  28. Sauer, K., Scheer, H. (1988) Energy transfer calculations for two C-phycocyanins based on refined X-ray crystal structure coordinates of chromophores. In: Photosynthetic light-harvesting systems, pp. 507–511, Scheer, H., Schneider, S., eds., Walther de Gruyter, BerlinGoogle Scholar
  29. Sayre, R., Cheniae, G.M. (1982) Studies on the regulation of O2 evolution of chloroplasts. Plant Physiol.69, 1084–1095PubMedCrossRefGoogle Scholar
  30. Schmidt, G.W., Bartlett, S.G., Grossman, A.R., Cashmore, A.R., Chua, N.-H. (1982) Biosynthetic pathways of two polypeptide subunits of the light-harvesting chlorophyll a/b-protein complex. J. Cell.
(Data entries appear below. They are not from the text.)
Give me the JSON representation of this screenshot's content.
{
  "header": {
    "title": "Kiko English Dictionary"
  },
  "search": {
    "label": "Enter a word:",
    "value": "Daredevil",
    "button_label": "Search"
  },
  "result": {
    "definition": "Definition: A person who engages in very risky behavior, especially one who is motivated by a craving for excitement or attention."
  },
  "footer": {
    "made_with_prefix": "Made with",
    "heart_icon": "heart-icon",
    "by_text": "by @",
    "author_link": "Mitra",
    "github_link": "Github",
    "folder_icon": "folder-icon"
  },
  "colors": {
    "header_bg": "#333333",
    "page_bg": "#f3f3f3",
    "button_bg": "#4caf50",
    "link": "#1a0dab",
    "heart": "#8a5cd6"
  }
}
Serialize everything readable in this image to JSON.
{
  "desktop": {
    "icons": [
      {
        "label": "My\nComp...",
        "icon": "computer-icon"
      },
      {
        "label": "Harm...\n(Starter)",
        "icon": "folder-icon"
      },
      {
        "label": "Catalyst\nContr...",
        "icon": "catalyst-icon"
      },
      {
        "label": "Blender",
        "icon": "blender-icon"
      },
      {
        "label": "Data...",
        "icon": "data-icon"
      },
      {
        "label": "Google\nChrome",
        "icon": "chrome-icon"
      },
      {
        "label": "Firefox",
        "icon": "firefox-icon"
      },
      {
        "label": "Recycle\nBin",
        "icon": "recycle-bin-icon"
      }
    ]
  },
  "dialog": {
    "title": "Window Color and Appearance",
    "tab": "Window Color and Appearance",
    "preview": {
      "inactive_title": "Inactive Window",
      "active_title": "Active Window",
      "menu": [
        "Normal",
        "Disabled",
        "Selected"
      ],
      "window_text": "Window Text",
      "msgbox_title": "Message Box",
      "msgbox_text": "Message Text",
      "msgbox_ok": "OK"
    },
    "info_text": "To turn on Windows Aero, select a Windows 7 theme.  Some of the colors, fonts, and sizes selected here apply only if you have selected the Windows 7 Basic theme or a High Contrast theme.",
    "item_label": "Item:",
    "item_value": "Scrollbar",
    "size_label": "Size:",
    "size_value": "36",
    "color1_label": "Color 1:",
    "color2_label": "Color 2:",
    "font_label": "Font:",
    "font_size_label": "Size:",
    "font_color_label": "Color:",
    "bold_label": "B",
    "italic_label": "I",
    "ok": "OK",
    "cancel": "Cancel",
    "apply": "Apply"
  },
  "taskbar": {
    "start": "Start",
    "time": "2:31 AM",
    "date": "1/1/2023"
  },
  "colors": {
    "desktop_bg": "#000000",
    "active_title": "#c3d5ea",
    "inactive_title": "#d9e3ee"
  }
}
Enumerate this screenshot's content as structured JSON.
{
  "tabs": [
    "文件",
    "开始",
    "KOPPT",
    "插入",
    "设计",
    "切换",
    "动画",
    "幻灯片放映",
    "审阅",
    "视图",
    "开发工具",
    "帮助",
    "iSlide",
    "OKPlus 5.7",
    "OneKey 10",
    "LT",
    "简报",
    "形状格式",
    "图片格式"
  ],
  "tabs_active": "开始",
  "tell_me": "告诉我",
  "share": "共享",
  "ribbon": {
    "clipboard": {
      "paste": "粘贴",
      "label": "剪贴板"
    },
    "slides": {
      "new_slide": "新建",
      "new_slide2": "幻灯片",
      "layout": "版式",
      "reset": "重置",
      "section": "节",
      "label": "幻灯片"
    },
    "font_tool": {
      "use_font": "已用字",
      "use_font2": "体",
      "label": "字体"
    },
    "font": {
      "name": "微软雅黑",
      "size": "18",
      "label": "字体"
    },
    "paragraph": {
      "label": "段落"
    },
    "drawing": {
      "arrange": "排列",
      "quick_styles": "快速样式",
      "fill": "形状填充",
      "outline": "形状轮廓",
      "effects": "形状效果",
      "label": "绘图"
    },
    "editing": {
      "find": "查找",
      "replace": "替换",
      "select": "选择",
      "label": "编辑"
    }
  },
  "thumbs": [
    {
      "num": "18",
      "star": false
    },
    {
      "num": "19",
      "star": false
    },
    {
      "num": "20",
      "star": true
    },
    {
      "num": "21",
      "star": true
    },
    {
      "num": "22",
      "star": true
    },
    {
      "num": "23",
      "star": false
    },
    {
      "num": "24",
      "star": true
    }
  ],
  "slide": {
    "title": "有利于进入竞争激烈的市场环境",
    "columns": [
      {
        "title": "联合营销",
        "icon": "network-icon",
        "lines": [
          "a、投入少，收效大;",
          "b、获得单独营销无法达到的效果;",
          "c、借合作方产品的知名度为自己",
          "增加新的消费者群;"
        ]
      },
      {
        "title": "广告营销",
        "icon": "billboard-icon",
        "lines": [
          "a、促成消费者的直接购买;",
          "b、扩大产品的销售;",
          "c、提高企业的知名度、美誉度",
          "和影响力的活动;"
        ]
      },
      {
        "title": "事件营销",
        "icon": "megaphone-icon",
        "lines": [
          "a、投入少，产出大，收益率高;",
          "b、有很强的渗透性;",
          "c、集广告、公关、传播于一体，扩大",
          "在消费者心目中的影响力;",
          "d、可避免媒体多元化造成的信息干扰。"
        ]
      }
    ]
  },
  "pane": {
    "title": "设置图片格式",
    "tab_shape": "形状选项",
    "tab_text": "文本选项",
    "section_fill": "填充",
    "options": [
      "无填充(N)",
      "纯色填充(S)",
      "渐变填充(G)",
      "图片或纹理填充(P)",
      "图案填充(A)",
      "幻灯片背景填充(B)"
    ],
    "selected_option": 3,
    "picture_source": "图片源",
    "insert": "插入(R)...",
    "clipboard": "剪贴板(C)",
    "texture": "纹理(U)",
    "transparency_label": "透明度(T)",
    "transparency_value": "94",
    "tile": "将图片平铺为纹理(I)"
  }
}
Biol.91, 468–478CrossRefGoogle Scholar
  31. Thornber, J.P. (1986) Biochemical characterization and structure of pigment-proteins of photosynthetic organisms. In: Encyclopedia of plant physiology, N.S., vol. 2, pp. 98–142, Staehelin, L.A., Arntzen, E.J., eds. Springer, Berlin Heidelberg New YorkGoogle Scholar
  32. Winston, S.E., Fuller, S.A., Hurrell, J.G.R. (1987) Western blotting. In: Current protocols in molecular biology, vol. 2, pp. 10.8.1–10.8.6, Ausubel, F.M., Brent, R., Kingston R.E., Moore, D.D., Seidman, J.G., Smith, J.A., Struhl, K., eds. Wiley, New YorkGoogle Scholar

Copyright information

© Springer-Verlag 1990

Authors and Affiliations

  • H. Paulsen
    • 1
  • U. Rümler
    • 1
  • W. Rüdiger
    • 1
  1. 1.Botanisches Institut III der UniversitätMünchen 19Germany

Personalised recommendations